## Task to carry out
I need the records below restated word for word, without their pictures.

## Dataset excerpts
▬▬▬

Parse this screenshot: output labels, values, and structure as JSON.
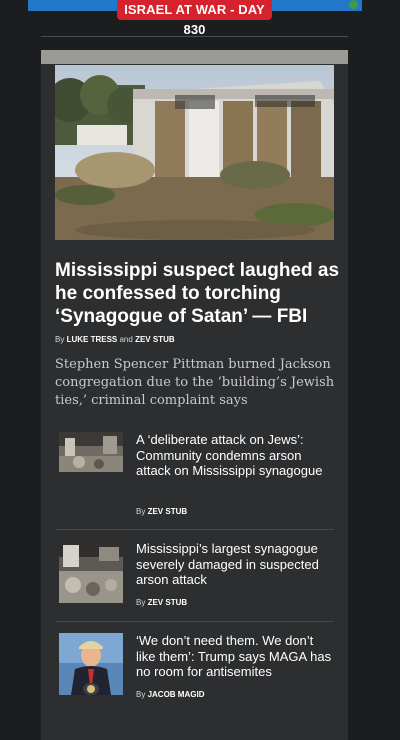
{
  "banner": {
    "label": "ISRAEL AT WAR - DAY 830",
    "accent": "#d5222d",
    "bar_color": "#2277c9"
  },
  "lead": {
    "headline": "Mississippi suspect laughed as he confessed to torching ‘Synagogue of Satan’ — FBI",
    "byline_prefix": "By",
    "authors": [
      "LUKE TRESS",
      "ZEV STUB"
    ],
    "byline_and": "and",
    "summary": "Stephen Spencer Pittman burned Jackson congregation due to the ‘building’s Jewish ties,’ criminal complaint says"
  },
  "stories": [
    {
      "title": "A ‘deliberate attack on Jews’: Community condemns arson attack on Mississippi synagogue",
      "by": "By",
      "author": "ZEV STUB"
    },
    {
      "title": "Mississippi’s largest synagogue severely damaged in suspected arson attack",
      "by": "By",
      "author": "ZEV STUB"
    },
    {
      "title": "‘We don’t need them. We don’t like them’: Trump says MAGA has no room for antisemites",
      "by": "By",
      "author": "JACOB MAGID"
    }
  ]
}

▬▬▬

## Result
Parse this screenshot: output labels, values, and structure as JSON.
{
  "banner": {
    "label": "ISRAEL AT WAR - DAY 830",
    "accent": "#d5222d",
    "bar_color": "#2277c9"
  },
  "lead": {
    "headline": "Mississippi suspect laughed as he confessed to torching ‘Synagogue of Satan’ — FBI",
    "byline_prefix": "By",
    "authors": [
      "LUKE TRESS",
      "ZEV STUB"
    ],
    "byline_and": "and",
    "summary": "Stephen Spencer Pittman burned Jackson congregation due to the ‘building’s Jewish ties,’ criminal complaint says"
  },
  "stories": [
    {
      "title": "A ‘deliberate attack on Jews’: Community condemns arson attack on Mississippi synagogue",
      "by": "By",
      "author": "ZEV STUB"
    },
    {
      "title": "Mississippi’s largest synagogue severely damaged in suspected arson attack",
      "by": "By",
      "author": "ZEV STUB"
    },
    {
      "title": "‘We don’t need them. We don’t like them’: Trump says MAGA has no room for antisemites",
      "by": "By",
      "author": "JACOB MAGID"
    }
  ]
}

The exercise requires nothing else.